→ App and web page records
------------------------------------------------------------
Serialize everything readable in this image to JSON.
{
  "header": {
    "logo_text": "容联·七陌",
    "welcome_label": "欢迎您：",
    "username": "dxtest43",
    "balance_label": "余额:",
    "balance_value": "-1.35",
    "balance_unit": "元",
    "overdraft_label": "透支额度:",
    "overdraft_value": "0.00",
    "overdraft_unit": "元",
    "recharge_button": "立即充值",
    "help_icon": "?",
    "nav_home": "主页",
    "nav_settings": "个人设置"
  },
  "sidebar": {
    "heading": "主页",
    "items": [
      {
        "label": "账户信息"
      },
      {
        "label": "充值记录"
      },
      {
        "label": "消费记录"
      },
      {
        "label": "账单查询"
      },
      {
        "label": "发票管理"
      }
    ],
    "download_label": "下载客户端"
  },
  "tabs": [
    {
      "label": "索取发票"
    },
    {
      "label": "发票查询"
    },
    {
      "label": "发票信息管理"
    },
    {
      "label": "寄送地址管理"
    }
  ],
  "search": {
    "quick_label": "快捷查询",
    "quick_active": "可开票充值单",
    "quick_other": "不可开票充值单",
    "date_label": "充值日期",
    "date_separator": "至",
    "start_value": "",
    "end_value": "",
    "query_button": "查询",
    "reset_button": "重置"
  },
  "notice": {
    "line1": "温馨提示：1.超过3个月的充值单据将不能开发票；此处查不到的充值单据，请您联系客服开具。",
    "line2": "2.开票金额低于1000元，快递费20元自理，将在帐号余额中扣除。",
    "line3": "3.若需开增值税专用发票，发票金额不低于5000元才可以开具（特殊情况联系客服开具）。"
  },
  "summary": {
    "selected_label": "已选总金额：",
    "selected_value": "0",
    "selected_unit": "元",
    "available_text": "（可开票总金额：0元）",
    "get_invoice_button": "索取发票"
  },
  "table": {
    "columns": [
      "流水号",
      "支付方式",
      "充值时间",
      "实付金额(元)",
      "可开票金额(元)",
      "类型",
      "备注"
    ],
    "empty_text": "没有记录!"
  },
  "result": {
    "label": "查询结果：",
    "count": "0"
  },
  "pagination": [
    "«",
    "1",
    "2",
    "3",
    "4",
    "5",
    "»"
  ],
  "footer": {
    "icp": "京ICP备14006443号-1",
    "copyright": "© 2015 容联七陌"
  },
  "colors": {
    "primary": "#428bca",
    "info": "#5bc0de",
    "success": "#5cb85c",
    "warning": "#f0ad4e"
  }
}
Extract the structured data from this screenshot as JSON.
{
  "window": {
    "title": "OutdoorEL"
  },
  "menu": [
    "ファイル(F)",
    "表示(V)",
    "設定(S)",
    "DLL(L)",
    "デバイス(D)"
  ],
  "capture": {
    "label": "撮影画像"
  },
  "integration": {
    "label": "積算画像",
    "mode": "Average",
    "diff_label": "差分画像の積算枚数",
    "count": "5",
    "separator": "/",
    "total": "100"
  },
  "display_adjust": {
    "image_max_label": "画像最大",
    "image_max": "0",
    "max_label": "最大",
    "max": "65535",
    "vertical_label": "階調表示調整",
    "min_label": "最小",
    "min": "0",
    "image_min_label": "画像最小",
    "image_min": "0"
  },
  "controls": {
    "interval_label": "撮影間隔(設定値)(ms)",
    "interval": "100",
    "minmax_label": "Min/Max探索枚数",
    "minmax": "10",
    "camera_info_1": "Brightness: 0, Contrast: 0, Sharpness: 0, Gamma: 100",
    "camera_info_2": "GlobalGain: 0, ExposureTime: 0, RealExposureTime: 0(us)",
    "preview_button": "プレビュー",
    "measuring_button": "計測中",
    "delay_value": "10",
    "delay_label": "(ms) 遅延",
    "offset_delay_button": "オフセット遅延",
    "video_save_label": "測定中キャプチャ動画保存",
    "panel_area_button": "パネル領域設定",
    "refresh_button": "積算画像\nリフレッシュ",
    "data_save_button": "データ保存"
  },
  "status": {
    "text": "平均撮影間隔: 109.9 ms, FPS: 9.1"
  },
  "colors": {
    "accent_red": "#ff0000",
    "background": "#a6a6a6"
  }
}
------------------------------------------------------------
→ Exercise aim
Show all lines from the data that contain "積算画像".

→ Solution to this problem
    "label": "積算画像",
    "refresh_button": "積算画像\nリフレッシュ",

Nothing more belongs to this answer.